Try it
Each record is to be copied exactly, with its pictures left behind.

== Material supplied

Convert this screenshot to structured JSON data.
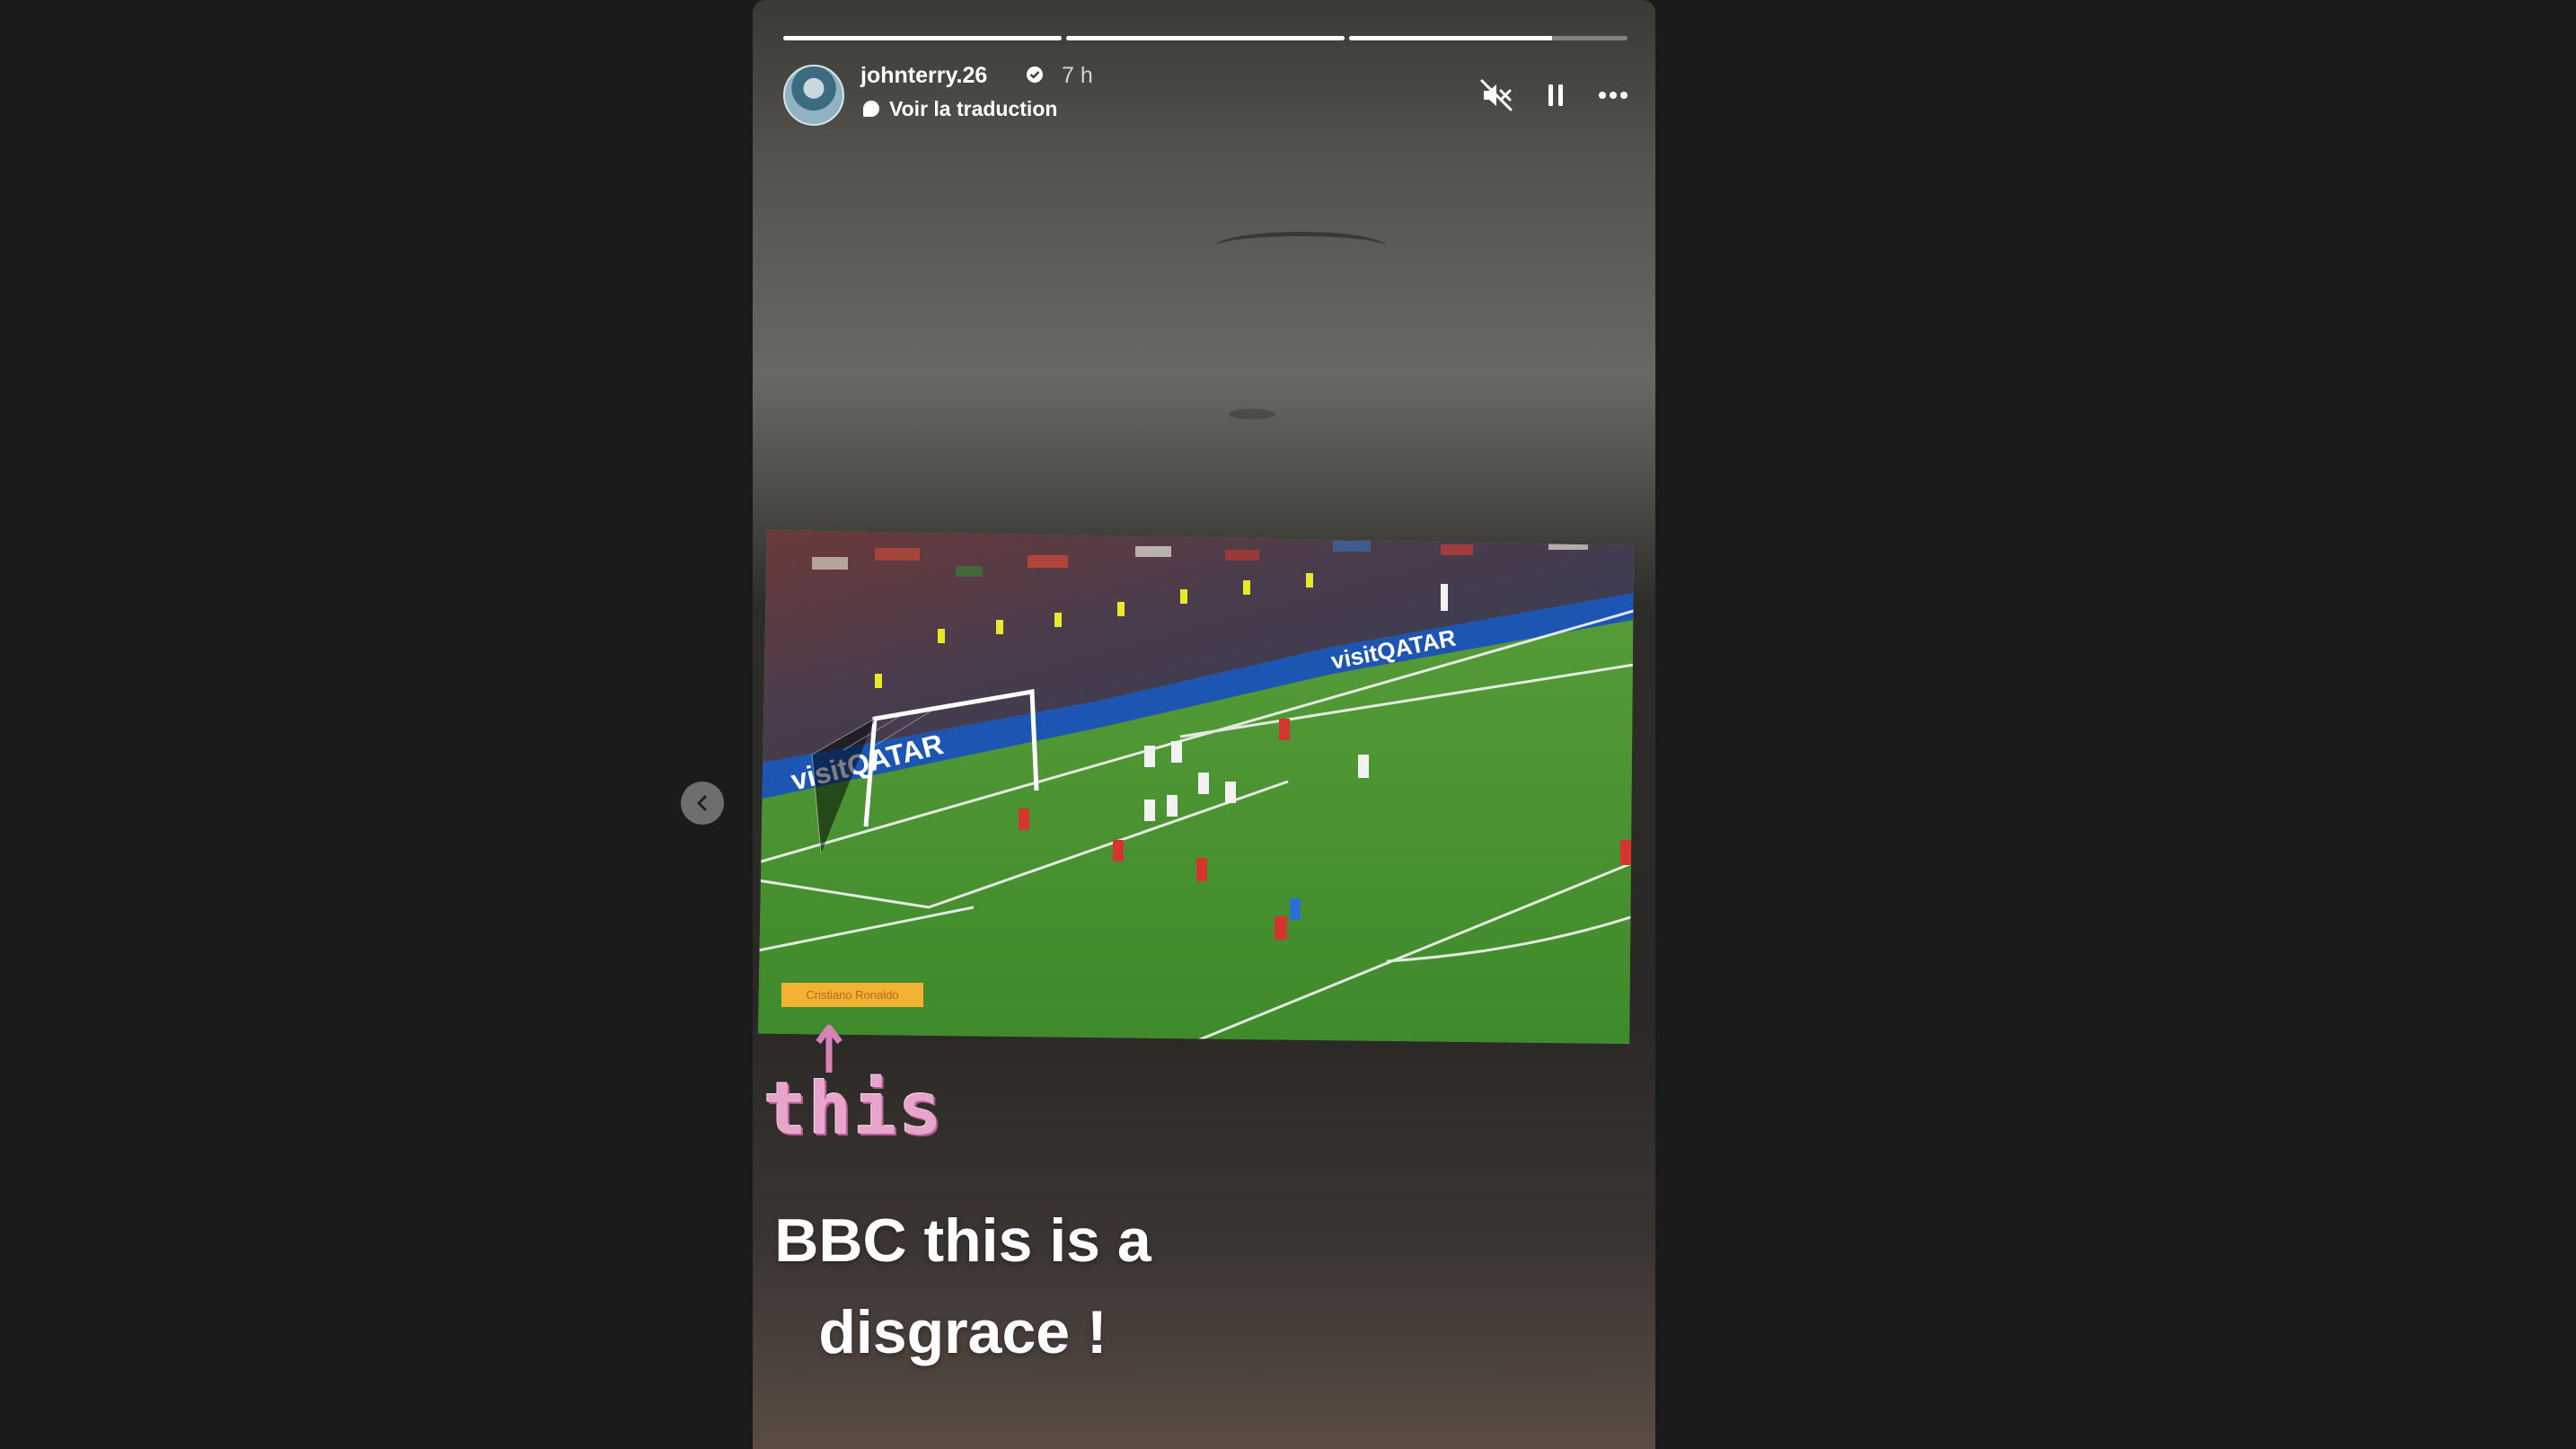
{
  "story": {
    "username": "johnterry.26",
    "time_ago": "7 h",
    "translate_label": "Voir la traduction",
    "progress": [
      1,
      1,
      0.73
    ],
    "tv_caption": "Cristiano Ronaldo",
    "sticker_text": "this",
    "caption_line1": "BBC this is a",
    "caption_line2": "disgrace !",
    "broadcast_board_text": "visitQATAR"
  },
  "controls": {
    "mute_icon": "speaker-muted-icon",
    "pause_icon": "pause-icon",
    "more_icon": "more-horizontal-icon",
    "prev_icon": "chevron-left-icon"
  },
  "colors": {
    "page_background": "#1b1b1b",
    "pitch": "#4a8a32",
    "sticker_pink": "#e8a5cc",
    "caption_label_bg": "#f2b333"
  }
}
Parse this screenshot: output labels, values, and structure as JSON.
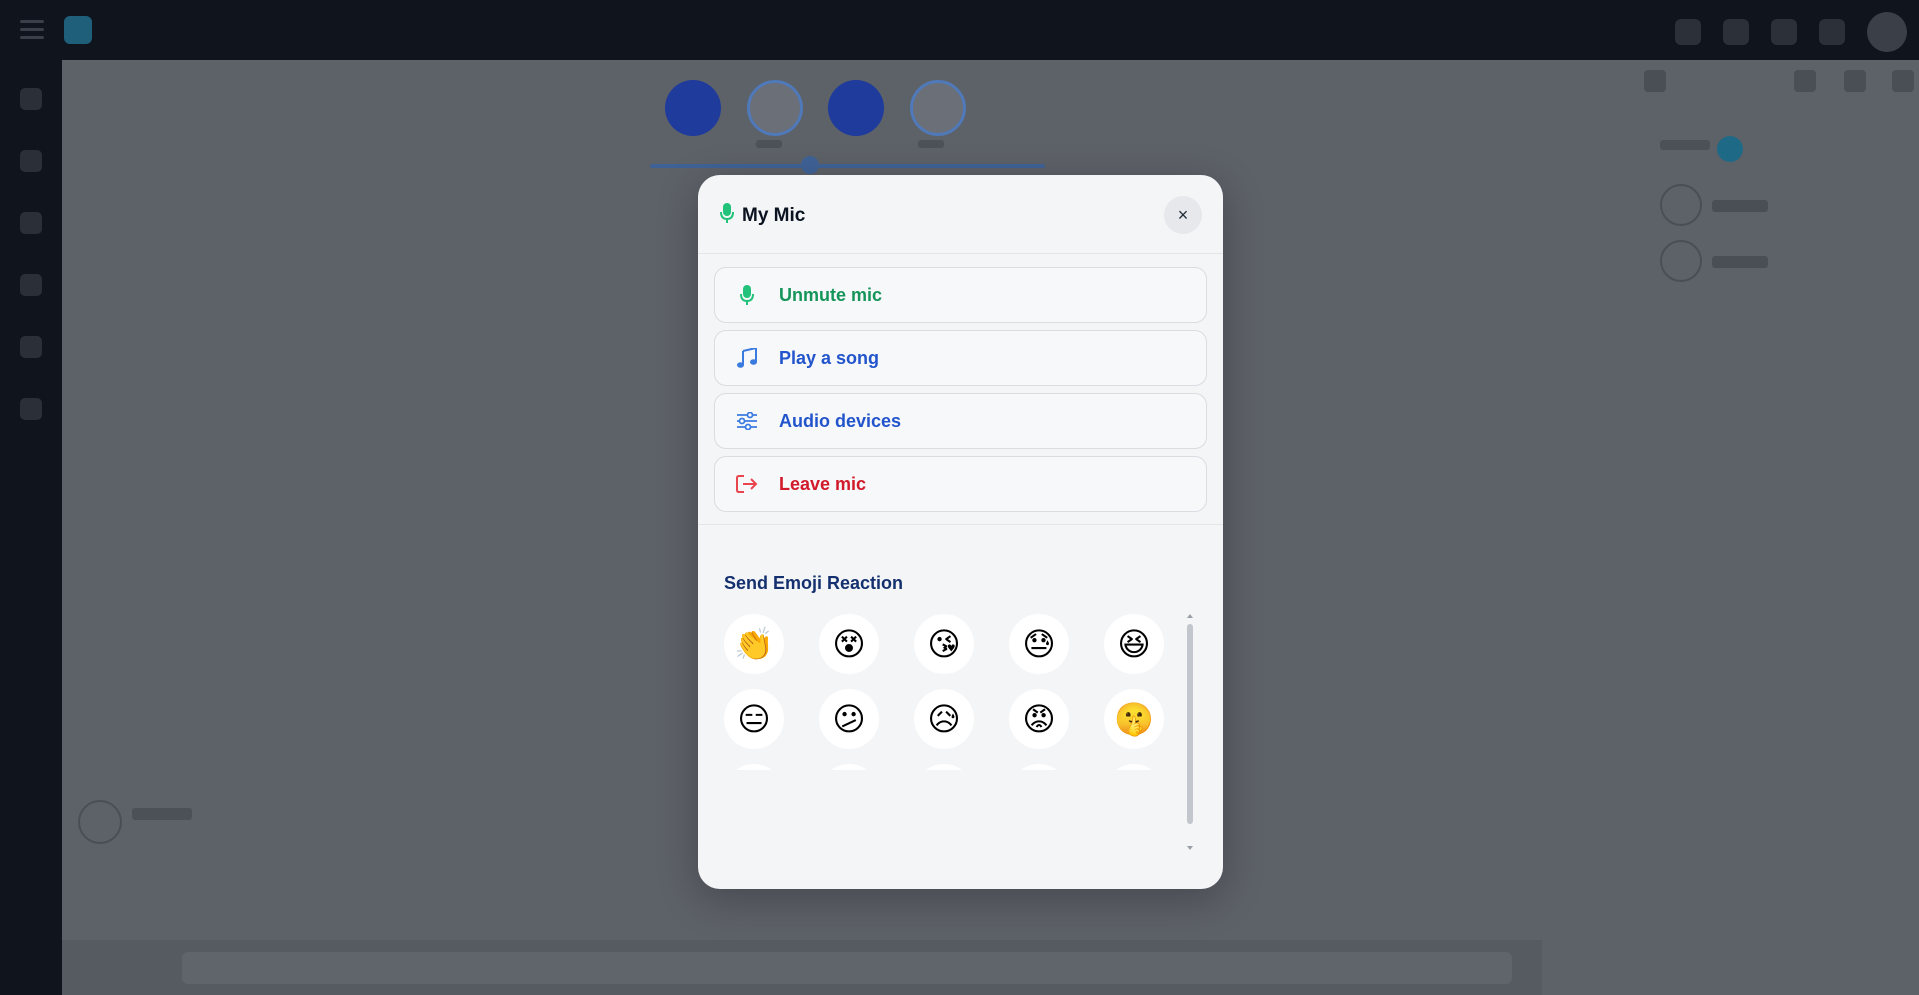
{
  "modal": {
    "title": "My Mic",
    "close_symbol": "×",
    "actions": [
      {
        "label": "Unmute mic",
        "icon": "microphone-icon",
        "color": "#16955a"
      },
      {
        "label": "Play a song",
        "icon": "music-note-icon",
        "color": "#2255cc"
      },
      {
        "label": "Audio devices",
        "icon": "sliders-icon",
        "color": "#2255cc"
      },
      {
        "label": "Leave mic",
        "icon": "leave-icon",
        "color": "#d11a2a"
      }
    ],
    "emoji_section": {
      "title": "Send Emoji Reaction",
      "emojis": [
        "👏",
        "😵",
        "😘",
        "😓",
        "😆",
        "😑",
        "😕",
        "😥",
        "😡",
        "🤫",
        "😴",
        "😍",
        "😊",
        "🤔",
        "😗",
        "👏",
        "😌",
        "😎",
        "😐",
        "😶"
      ]
    }
  },
  "colors": {
    "accent_green": "#16955a",
    "accent_blue": "#2255cc",
    "danger_red": "#d11a2a",
    "dark_nav": "#0f141d"
  }
}
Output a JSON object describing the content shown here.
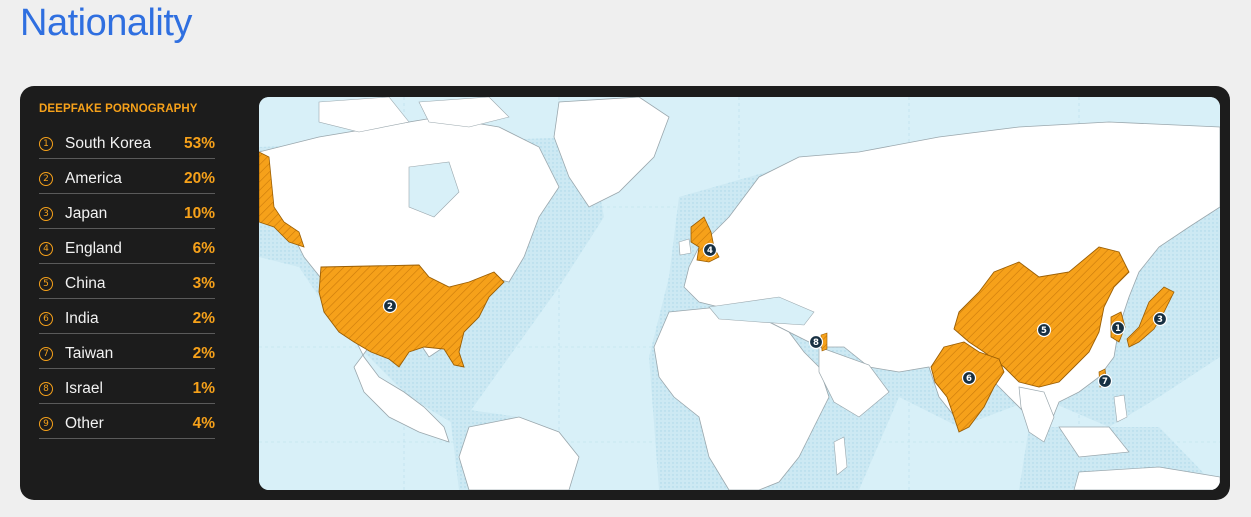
{
  "page": {
    "title": "Nationality"
  },
  "legend": {
    "heading": "DEEPFAKE PORNOGRAPHY",
    "rows": [
      {
        "rank": "1",
        "country": "South Korea",
        "percent": "53%"
      },
      {
        "rank": "2",
        "country": "America",
        "percent": "20%"
      },
      {
        "rank": "3",
        "country": "Japan",
        "percent": "10%"
      },
      {
        "rank": "4",
        "country": "England",
        "percent": "6%"
      },
      {
        "rank": "5",
        "country": "China",
        "percent": "3%"
      },
      {
        "rank": "6",
        "country": "India",
        "percent": "2%"
      },
      {
        "rank": "7",
        "country": "Taiwan",
        "percent": "2%"
      },
      {
        "rank": "8",
        "country": "Israel",
        "percent": "1%"
      },
      {
        "rank": "9",
        "country": "Other",
        "percent": "4%"
      }
    ]
  },
  "map": {
    "markers": [
      "1",
      "2",
      "3",
      "4",
      "5",
      "6",
      "7",
      "8"
    ]
  },
  "colors": {
    "accent": "#f6a11a",
    "title": "#2f6fe0",
    "card": "#1c1c1c",
    "ocean": "#d8f0f8",
    "land": "#ffffff",
    "highlight": "#f6a11a",
    "marker": "#173042"
  }
}
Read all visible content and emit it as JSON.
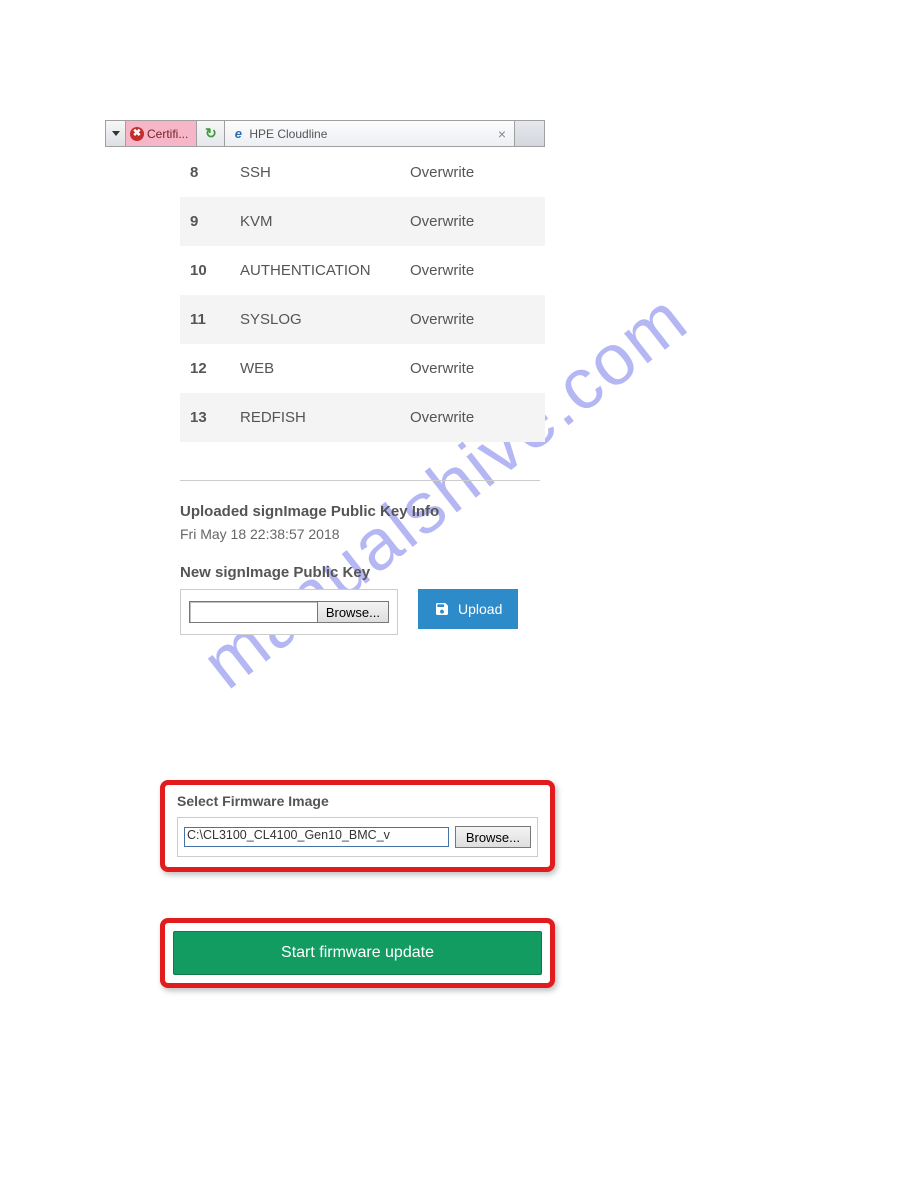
{
  "tabbar": {
    "cert_tab_label": "Certifi...",
    "active_tab_label": "HPE Cloudline",
    "close_glyph": "×"
  },
  "config_table": {
    "rows": [
      {
        "num": "8",
        "name": "SSH",
        "action": "Overwrite"
      },
      {
        "num": "9",
        "name": "KVM",
        "action": "Overwrite"
      },
      {
        "num": "10",
        "name": "AUTHENTICATION",
        "action": "Overwrite"
      },
      {
        "num": "11",
        "name": "SYSLOG",
        "action": "Overwrite"
      },
      {
        "num": "12",
        "name": "WEB",
        "action": "Overwrite"
      },
      {
        "num": "13",
        "name": "REDFISH",
        "action": "Overwrite"
      }
    ]
  },
  "pubkey_info": {
    "title": "Uploaded signImage Public Key Info",
    "timestamp": "Fri May 18 22:38:57 2018",
    "new_label": "New signImage Public Key",
    "browse_label": "Browse...",
    "upload_label": "Upload"
  },
  "firmware": {
    "title": "Select Firmware Image",
    "path": "C:\\CL3100_CL4100_Gen10_BMC_v",
    "browse_label": "Browse..."
  },
  "start": {
    "label": "Start firmware update"
  },
  "watermark": "manualshive.com"
}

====

Completed exercise
Convert this screenshot to structured JSON data.
{
  "story": {
    "username": "johnterry.26",
    "time_ago": "7 h",
    "translate_label": "Voir la traduction",
    "progress": [
      1,
      1,
      0.73
    ],
    "tv_caption": "Cristiano Ronaldo",
    "sticker_text": "this",
    "caption_line1": "BBC this is a",
    "caption_line2": "disgrace !",
    "broadcast_board_text": "visitQATAR"
  },
  "controls": {
    "mute_icon": "speaker-muted-icon",
    "pause_icon": "pause-icon",
    "more_icon": "more-horizontal-icon",
    "prev_icon": "chevron-left-icon"
  },
  "colors": {
    "page_background": "#1b1b1b",
    "pitch": "#4a8a32",
    "sticker_pink": "#e8a5cc",
    "caption_label_bg": "#f2b333"
  }
}
Parse this screenshot: output labels, values, and structure as JSON.
{
  "modal": {
    "title": "My Mic",
    "close_symbol": "×",
    "actions": [
      {
        "label": "Unmute mic",
        "icon": "microphone-icon",
        "color": "#16955a"
      },
      {
        "label": "Play a song",
        "icon": "music-note-icon",
        "color": "#2255cc"
      },
      {
        "label": "Audio devices",
        "icon": "sliders-icon",
        "color": "#2255cc"
      },
      {
        "label": "Leave mic",
        "icon": "leave-icon",
        "color": "#d11a2a"
      }
    ],
    "emoji_section": {
      "title": "Send Emoji Reaction",
      "emojis": [
        "👏",
        "😵",
        "😘",
        "😓",
        "😆",
        "😑",
        "😕",
        "😥",
        "😡",
        "🤫",
        "😴",
        "😍",
        "😊",
        "🤔",
        "😗",
        "👏",
        "😌",
        "😎",
        "😐",
        "😶"
      ]
    }
  },
  "colors": {
    "accent_green": "#16955a",
    "accent_blue": "#2255cc",
    "danger_red": "#d11a2a",
    "dark_nav": "#0f141d"
  }
}
Output a JSON object describing the content shown here.
{
  "page": {
    "title": "Nationality"
  },
  "legend": {
    "heading": "DEEPFAKE PORNOGRAPHY",
    "rows": [
      {
        "rank": "1",
        "country": "South Korea",
        "percent": "53%"
      },
      {
        "rank": "2",
        "country": "America",
        "percent": "20%"
      },
      {
        "rank": "3",
        "country": "Japan",
        "percent": "10%"
      },
      {
        "rank": "4",
        "country": "England",
        "percent": "6%"
      },
      {
        "rank": "5",
        "country": "China",
        "percent": "3%"
      },
      {
        "rank": "6",
        "country": "India",
        "percent": "2%"
      },
      {
        "rank": "7",
        "country": "Taiwan",
        "percent": "2%"
      },
      {
        "rank": "8",
        "country": "Israel",
        "percent": "1%"
      },
      {
        "rank": "9",
        "country": "Other",
        "percent": "4%"
      }
    ]
  },
  "map": {
    "markers": [
      "1",
      "2",
      "3",
      "4",
      "5",
      "6",
      "7",
      "8"
    ]
  },
  "colors": {
    "accent": "#f6a11a",
    "title": "#2f6fe0",
    "card": "#1c1c1c",
    "ocean": "#d8f0f8",
    "land": "#ffffff",
    "highlight": "#f6a11a",
    "marker": "#173042"
  }
}
Read all visible content and emit it as JSON.
{
  "tabbar": {
    "cert_tab_label": "Certifi...",
    "active_tab_label": "HPE Cloudline",
    "close_glyph": "×"
  },
  "config_table": {
    "rows": [
      {
        "num": "8",
        "name": "SSH",
        "action": "Overwrite"
      },
      {
        "num": "9",
        "name": "KVM",
        "action": "Overwrite"
      },
      {
        "num": "10",
        "name": "AUTHENTICATION",
        "action": "Overwrite"
      },
      {
        "num": "11",
        "name": "SYSLOG",
        "action": "Overwrite"
      },
      {
        "num": "12",
        "name": "WEB",
        "action": "Overwrite"
      },
      {
        "num": "13",
        "name": "REDFISH",
        "action": "Overwrite"
      }
    ]
  },
  "pubkey_info": {
    "title": "Uploaded signImage Public Key Info",
    "timestamp": "Fri May 18 22:38:57 2018",
    "new_label": "New signImage Public Key",
    "browse_label": "Browse...",
    "upload_label": "Upload"
  },
  "firmware": {
    "title": "Select Firmware Image",
    "path": "C:\\CL3100_CL4100_Gen10_BMC_v",
    "browse_label": "Browse..."
  },
  "start": {
    "label": "Start firmware update"
  },
  "watermark": "manualshive.com"
}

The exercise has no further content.